First isolated in the province of Uganda in 1937, the West Nile Virus has caused epidemics in Africa, the Middle East and Europe. In August 1999, New York City reported eight cases of human encephalitis, a common symptom of the disease. At the same time, a veterinary pathologist at the New York City zoo noticed more birds dying. West Nile Virus was positively identified as the culprit.

“We had a new virus enter this hemisphere; one that was previously on the other side of the world,” Zeman said.

Like the pioneers settling North America, the virus has spread westward across the country. Noticing this western march beginning in 1999, South Dakota recieved a grant from the Center for Disease Control in 2001 to prepare for the disease to infect this state.

Although a month later than expected, the first case of West Nile Virus in South Dakota was reported July 26 of this year.

Except for one case in California, Colorado is the western edge of the virus’s domain as the 2002 mosquito season wraps up. Oregon, Idaho, Nevada, Utah and Arizona are the only states yet to report infection of the West Nile Virus.

The eastern states initially hit with the virus are still experiencing new reports.

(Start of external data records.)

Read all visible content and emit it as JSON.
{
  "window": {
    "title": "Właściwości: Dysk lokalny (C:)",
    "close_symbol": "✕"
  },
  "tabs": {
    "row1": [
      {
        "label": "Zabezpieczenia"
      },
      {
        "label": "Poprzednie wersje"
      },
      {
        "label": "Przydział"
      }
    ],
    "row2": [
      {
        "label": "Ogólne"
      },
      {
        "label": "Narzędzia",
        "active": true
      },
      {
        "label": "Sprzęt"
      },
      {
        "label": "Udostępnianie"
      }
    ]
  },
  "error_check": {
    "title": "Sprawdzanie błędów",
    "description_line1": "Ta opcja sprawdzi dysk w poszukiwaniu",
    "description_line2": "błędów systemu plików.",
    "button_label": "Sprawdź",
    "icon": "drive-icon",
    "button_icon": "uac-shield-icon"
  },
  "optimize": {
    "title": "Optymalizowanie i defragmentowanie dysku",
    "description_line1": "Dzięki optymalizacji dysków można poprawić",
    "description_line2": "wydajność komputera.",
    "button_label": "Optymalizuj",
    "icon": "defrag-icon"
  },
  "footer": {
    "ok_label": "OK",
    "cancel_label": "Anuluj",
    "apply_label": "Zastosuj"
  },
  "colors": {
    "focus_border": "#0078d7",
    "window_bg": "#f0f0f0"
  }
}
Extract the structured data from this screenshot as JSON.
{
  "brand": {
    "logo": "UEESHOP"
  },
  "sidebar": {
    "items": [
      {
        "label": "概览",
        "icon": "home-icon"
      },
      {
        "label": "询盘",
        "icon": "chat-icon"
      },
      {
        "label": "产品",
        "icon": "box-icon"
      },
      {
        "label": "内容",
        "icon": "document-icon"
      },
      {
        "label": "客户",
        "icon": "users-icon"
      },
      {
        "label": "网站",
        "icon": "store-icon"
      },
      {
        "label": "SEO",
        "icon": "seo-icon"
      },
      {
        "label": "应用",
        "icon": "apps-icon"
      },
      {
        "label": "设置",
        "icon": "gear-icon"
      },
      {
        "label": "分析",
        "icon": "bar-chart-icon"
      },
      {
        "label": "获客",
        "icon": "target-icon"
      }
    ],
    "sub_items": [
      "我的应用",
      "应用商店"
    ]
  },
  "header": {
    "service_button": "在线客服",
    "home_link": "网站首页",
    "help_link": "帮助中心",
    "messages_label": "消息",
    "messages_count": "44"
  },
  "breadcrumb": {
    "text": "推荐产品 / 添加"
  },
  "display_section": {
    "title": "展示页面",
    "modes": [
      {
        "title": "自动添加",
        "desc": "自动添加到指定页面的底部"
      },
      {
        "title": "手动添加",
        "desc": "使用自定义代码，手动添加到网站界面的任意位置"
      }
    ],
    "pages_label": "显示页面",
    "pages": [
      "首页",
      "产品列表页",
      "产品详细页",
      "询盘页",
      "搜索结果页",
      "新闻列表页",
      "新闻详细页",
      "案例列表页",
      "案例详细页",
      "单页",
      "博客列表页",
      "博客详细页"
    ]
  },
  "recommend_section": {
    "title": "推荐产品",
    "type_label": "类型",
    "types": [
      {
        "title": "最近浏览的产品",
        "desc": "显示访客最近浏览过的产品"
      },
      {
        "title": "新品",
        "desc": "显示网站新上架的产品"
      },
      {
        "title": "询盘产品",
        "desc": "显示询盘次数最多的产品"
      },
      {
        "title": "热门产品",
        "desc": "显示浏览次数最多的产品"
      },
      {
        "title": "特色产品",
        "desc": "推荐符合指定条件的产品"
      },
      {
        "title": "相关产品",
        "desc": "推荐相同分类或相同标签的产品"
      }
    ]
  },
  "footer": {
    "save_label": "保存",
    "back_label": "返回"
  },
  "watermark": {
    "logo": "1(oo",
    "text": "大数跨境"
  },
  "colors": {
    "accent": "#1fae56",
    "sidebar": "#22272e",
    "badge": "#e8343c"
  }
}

Thus, West Nile Virus is considered an endemic disease, occurring again and again, year after year.

Human, horse and bird cases continue to be a concern throughout the nation.

In 1999, there were 62 human cases, resulting in seven deaths, and 25 cases in horses. In three years, the numbers have grown to 3,506 human cases, 206 resulting in death, and 12,843 cases in horses.

“It’s actually a pretty weak pathogen in peope, for the most part,” Zeman said. He cited numbers such as: 20 percent develop mild symptoms such as fever, headache and body aches, one out of 150 people exposed to West Nile Virus develop severe symptoms and less than one out of 1,000 infections result in death.

A new concern is one of hunters and their families. They may be concerned about wild game being infected with West Nile Virus.

Zeman said that there are no cases of transmission from handling an infected bird documented.

“Basic hygiene should be adequate,” he said. “Eating [virus carrying birds] poses no issue if it is cooked normally.”

He also reassured pet owners that the virus shouldn’t be an issue in hunting dogs that handle infected birds.

The gastrointestinal tract is not an effective way for the disease to be transmitted, Zeman said.

Zeman said that other species of animals besides humans, horses and birds may be susceptible to the disease, but clinical cases in other animals are rare.

People, horses and other mammals are “dead end hosts,” meaning that the disease cannot be contracted from them.

Zeman suggested that controlling mosquitos and common sense are the best way to protect yourself.

“There are probably more serious things for us to get upset and worried about than this disease,” he said.